The need for loan approval

When you begin the process of purchasing a home, the first step is to see a lender and get a letter of pre-approval. This pre-approval letter will be granted only after the lender has run a credit report and asked you for various documents including tax documents for the previous two years, a list of loans which you might have, and paycheck stubs to document your employment and pay.  

This loan pre-approval serves several needs. Firstly it indicates the ceiling of the loan for which you are applying. You and your agent will not waste time looking at homes which are out of your price range, nor will you be looking at homes which are far beneath your price range. If you qualify for a higher amount but wish to stay within a lower price range, your agent should honor your request and stay within that price limit when showing you homes. 

The loan pre-approval is a part of the negotiating tools that your agent will use in your behalf. Submitting an offer to a seller with a loan approval is a far stronger offer than an offer without loan pre-approval. Put yourself in the shoes of the seller; do you want to sell a home to a person without pre-approval, or would you take less money knowing the buyer has approval and a firm closing date?

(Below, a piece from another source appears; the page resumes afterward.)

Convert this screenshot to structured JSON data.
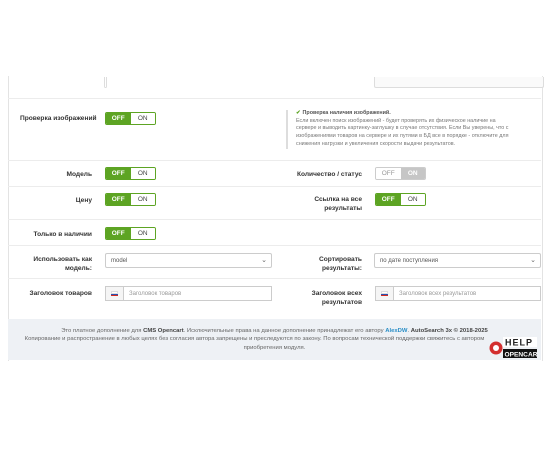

 The loan pre-approval means that you are a serious buyer. You have taken the first step in purchasing a home. If you do not have a lender, your agent can recommend lenders with whom you can speak. 

Once you have received loan pre-approval, it is important to provide your lender the documentation he or she requests in a timely manner. The loan must be processed and then be underwritten. These are different departments. 

The processing department must order appraisals, title work, verify employment and funds, among other things. The underwriter must make sure that your loan meets the requirements for the particular loan program you are using. Then this information goes to the closing department where the deed of trust and other documents are prepared and then the package is sent to the title company.

It is the title company and the escrow officer who will sit with you and your agent at the close of escrow and have you sign these documents. (Arizona is a title company state and attorneys are generally not used in the purchase of real estate; real estate agents have been granted some of the powers attorneys have in other state.) Your getting these documents to the lender is the first in a long process that involves many people. Problems with loans often can be traced to buyers not submitting the necessary items in a timely manner. 

When you are purchasing a home and going through the loan process, do not to purchase any major items including appliances, cars, or take on additional debt. Small debt can throw off the ratios used by the lender to grant your loan, and you may suddenly find you no longer qualify for the loan. 

If you receive money and put this money into your account, or if you transfer money from one account to another, it is important to have a paper audit trail. If you are being gifted money to help you purchase a home, often your lender will ask for a “gift letter”. Documentation of the funds from the gift giver will be necessary.  

The lender is part of the team of professionals helping you to purchase a home. Provide those things he/she requests and your loan will proceed in a smooth manner.